An east wing was added in 1929, adding 240 rooms to the hotel. An Art Deco-style swimming pool and spa were added the following year.
The hotel was the place to be and be seen in those years. Richard Bedford Bennett, a native of New Brunswick, lived in the Château Laurier during his stint as prime minister from 1930 to 1935. The Canadian Broadcasting Corporation’s English- and French-language radio stations operated out of the hotel’s top floors from 1924 to 2004.
Given its proximity to Parliament Hill, the American Embassy and other government buildings, and the fact that it has hosted many political meetings over the years, the hotel is sometimes referred to as “the third chamber of Parliament”.
Fort Garry Hotel, Winnipeg
Also built by the Grand Trunk Railway, the Fort Garry Hotel was the largest building in Winnipeg, Manitoba when it opened in 1913. The architecture was inspired by the Château Laurier as well as the Plaza Hotel of New York, which had been built six years earlier.
Canadian National Railways took over the hotel when it acquired the Grand Trunk Pacific Railway in 1920. The prominent John Draper Perrin family of Winnipeg bought it in 1979. It was later operated by a Quebecer hotelier. Now it is an independent hotel again.
Royal York, Toronto
Built across the street from Toronto’s Union Station, the Royal York was the tallest building in the British Empire when it opened its doors in 1929. It was state-of-the-art. The hotel had ten elevators to reach all 28 floors. All 1,048 rooms were equipped with radios and private showers. Amenities included a concert hall and a golf course. Opening night, on June 11, 1929, was the city’s most exciting social event of the year.
The hotel was modernized in the early 1970s. The marble pillars in the lobby were covered with wood panelling, contemporary wall lamps were added and the rugs were replaced with carpet.
Some of these changes were reversed in the late 1980s, when the Royal York underwent a $100-million restoration. A health club and pool were also added. The hotel’s in-house nightclub, the Imperial Room, was converted into a ballroom and meeting hall.
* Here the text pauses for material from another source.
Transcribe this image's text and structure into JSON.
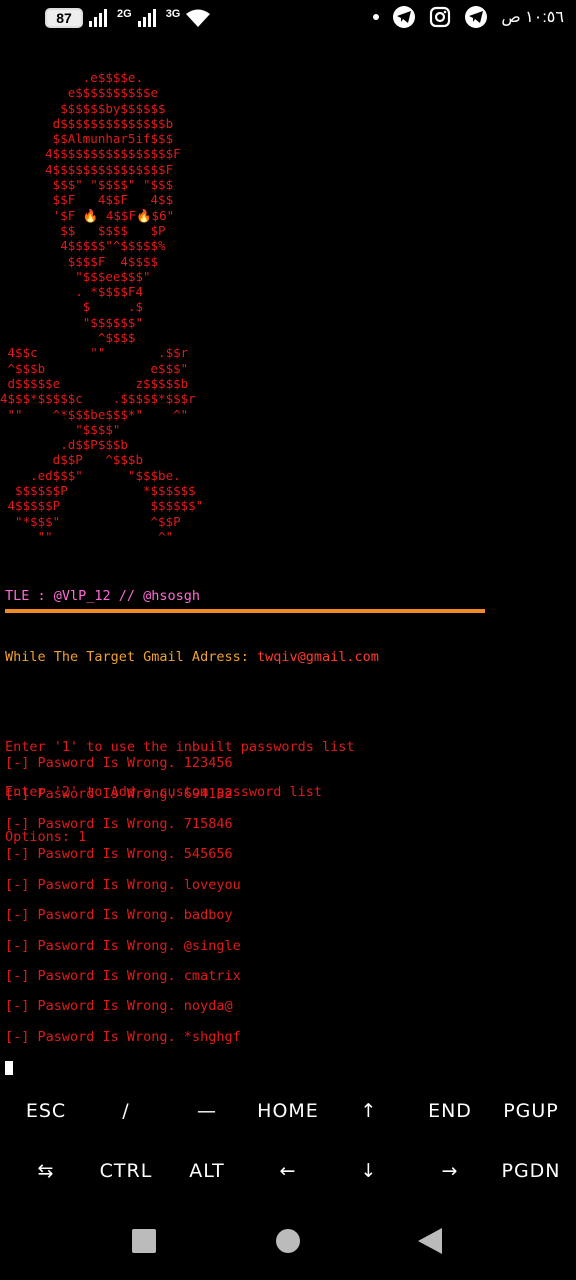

The Bessborough, Saskatoon
The Bessborough (or “Bess”) in Saskatoon, the largest city of Saskatchewan, was built by the Canadian National Railway in the early 1930s. Deliberately resembling a Bavarian castle, the hotel was named after the governor general of Canada at the time, Sir Vere Ponsonby, the Earl of Bessborough.
The Depression delayed the hotel’s opening until 1935. It was hailed as a sign of progress for what was still a relatively small city at the time. A railway hotel put Saskatoon on the map.
A $9-million restoration was completed in 1999 to return many of the hotel’s historical features.